INPUT MATERIAL START

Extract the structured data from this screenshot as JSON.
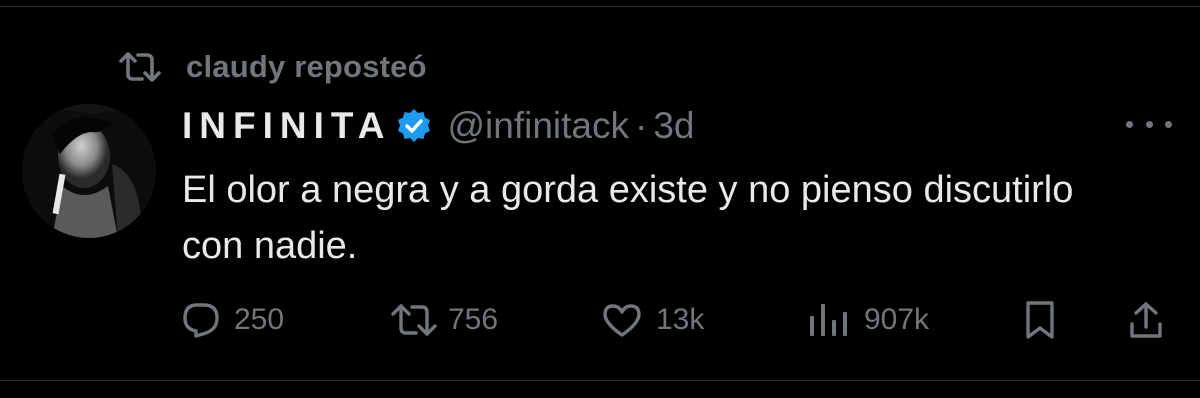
{
  "repost": {
    "label": "claudy reposteó",
    "icon": "repost-icon"
  },
  "tweet": {
    "author_name": "INFINITA",
    "handle": "@infinitack",
    "separator": "·",
    "time": "3d",
    "verified": true,
    "text": "El olor a negra y a gorda existe y no pienso discutirlo con nadie."
  },
  "actions": {
    "replies": "250",
    "reposts": "756",
    "likes": "13k",
    "views": "907k"
  },
  "colors": {
    "background": "#000000",
    "primary_text": "#e7e9ea",
    "secondary_text": "#71767b",
    "verified_blue": "#1d9bf0",
    "divider": "#2f3336"
  }
}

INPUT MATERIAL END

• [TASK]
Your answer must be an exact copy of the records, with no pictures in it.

• [TASK OUTPUT]
Extract the structured data from this screenshot as JSON.
{
  "repost": {
    "label": "claudy reposteó",
    "icon": "repost-icon"
  },
  "tweet": {
    "author_name": "INFINITA",
    "handle": "@infinitack",
    "separator": "·",
    "time": "3d",
    "verified": true,
    "text": "El olor a negra y a gorda existe y no pienso discutirlo con nadie."
  },
  "actions": {
    "replies": "250",
    "reposts": "756",
    "likes": "13k",
    "views": "907k"
  },
  "colors": {
    "background": "#000000",
    "primary_text": "#e7e9ea",
    "secondary_text": "#71767b",
    "verified_blue": "#1d9bf0",
    "divider": "#2f3336"
  }
}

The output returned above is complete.